Posted May 23, 2014
Durham, N.C. — Amid a national controversy over lengthy wait times for veterans seeking care at Department of Veterans Affairs medical facilities, the Durham VA Medical Center opened a $13 million research wing Friday that will study post-traumatic stress, spinal cord injuries and infectious diseases.
Republican U.S. Sen. Richard Burr and Democratic congressmen David Price and G.K. Butterfield attended the ribbon-cutting for the research center, and all commented on the issues plaguing the VA system. They vowed to correct them and said the VA is committed to the highest quality care possible.
Last week, two employees at the Durham hospital were placed on administrative leave, accused of falsifying appointment records between 2009 and 2012.
An audit team is at the hospital to review the accusations, and hospital director DeAnne Seekins said Friday that she will await the audit results before releasing any more information.
The Durham VA Medical Center reviews wait times on a monthly basis, Seekins said, but she couldn't cite an average wait time.
"We see our patients in a timely fashion. We assess their needs, and we get them to the appropriate care setting," she said. "I can tell you that we have worked aggressively. We have added over 110 staff over the last year and a half, so our wait times are actually very good at this point in time."
Lisa Walston told WRAL News that, in 2011, her husband waited eight months for a colonoscopy at the Durham VA hospital. By the time he was able to see someone, she said, he had advanced colon cancer, and he died last year.
Retired Marine John Brown said he's waited more than a year to see a primary care doctor at the Durham VA hospital after moving to the area from Jacksonville.
"When the Durham VA says their wait times are good or improving, they are not being truthful," Brown said in an email. "I have been in the system a dozen years and just got kicked to the curb over something as simple as a move to Raleigh."
VA officials said the agency has a goal of seeing veterans seeking medical help within 14 days, but that is not a firm policy.

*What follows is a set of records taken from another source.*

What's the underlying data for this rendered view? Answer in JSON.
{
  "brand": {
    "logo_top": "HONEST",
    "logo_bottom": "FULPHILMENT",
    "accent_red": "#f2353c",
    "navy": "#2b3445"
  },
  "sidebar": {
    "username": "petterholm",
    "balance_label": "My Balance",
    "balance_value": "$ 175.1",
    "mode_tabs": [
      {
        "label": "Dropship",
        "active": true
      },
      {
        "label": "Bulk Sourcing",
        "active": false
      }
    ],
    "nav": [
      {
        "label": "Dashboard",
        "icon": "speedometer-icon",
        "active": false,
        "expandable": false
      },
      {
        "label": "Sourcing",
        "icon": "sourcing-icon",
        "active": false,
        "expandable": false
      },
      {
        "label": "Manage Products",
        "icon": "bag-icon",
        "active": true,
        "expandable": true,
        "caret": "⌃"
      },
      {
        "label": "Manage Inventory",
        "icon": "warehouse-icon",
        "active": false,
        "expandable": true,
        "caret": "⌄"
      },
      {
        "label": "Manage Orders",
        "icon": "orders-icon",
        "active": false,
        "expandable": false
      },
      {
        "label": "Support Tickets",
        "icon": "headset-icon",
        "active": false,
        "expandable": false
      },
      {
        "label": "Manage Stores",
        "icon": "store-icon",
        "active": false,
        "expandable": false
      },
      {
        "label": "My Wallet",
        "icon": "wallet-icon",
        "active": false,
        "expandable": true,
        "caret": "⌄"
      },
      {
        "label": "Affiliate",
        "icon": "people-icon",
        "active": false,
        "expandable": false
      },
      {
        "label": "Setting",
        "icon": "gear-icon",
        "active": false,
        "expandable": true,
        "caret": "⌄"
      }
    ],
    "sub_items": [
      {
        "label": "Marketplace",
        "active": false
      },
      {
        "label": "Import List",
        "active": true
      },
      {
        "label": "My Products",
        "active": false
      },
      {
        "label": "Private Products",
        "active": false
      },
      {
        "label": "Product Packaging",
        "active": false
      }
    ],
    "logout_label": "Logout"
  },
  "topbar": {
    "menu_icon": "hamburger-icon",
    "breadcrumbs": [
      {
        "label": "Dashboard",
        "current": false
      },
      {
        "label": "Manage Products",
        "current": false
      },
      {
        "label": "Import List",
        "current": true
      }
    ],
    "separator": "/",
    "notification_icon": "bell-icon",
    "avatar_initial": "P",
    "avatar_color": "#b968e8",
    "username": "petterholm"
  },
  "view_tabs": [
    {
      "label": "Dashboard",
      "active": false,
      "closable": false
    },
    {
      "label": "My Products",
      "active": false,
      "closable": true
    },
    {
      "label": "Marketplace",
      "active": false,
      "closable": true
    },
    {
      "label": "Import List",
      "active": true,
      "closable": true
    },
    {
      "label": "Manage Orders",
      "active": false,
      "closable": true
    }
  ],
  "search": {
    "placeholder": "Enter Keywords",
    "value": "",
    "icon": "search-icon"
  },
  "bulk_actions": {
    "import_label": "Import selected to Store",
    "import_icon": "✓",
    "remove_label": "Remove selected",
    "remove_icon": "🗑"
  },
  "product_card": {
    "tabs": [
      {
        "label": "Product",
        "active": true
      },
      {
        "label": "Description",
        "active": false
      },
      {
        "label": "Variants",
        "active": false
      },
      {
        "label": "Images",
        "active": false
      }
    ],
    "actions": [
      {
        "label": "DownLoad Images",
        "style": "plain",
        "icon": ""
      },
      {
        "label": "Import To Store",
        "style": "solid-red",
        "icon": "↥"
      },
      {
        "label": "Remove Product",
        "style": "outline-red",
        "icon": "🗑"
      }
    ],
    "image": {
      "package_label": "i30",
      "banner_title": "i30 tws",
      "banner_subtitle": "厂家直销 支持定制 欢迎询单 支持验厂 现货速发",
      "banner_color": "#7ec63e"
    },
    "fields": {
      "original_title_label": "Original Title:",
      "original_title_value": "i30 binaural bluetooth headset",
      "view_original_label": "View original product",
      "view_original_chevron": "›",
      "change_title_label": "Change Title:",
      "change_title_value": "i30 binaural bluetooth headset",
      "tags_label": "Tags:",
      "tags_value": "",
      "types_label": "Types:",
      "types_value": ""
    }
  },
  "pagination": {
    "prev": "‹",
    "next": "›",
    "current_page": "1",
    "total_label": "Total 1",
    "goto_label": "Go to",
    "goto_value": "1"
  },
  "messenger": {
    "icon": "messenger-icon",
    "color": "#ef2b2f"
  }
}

Waiting for an appointment can vary widely in different areas of care, they said.
Seekins stressed that the hospital is responsive to all patient complaints.
"I meet with veterans. I go to every one of our clinics. We speak with them openly and honestly. We are a very transparent organization," she said.
"We address every concern," she continued. "We have patient advocates who work right on the ground. They're there to greet the veterans, find out if they have issues that they would like for us to address. Any time a veteran raises an issue through a congressional office (or) raises it in a letter to me, we look at each case individually."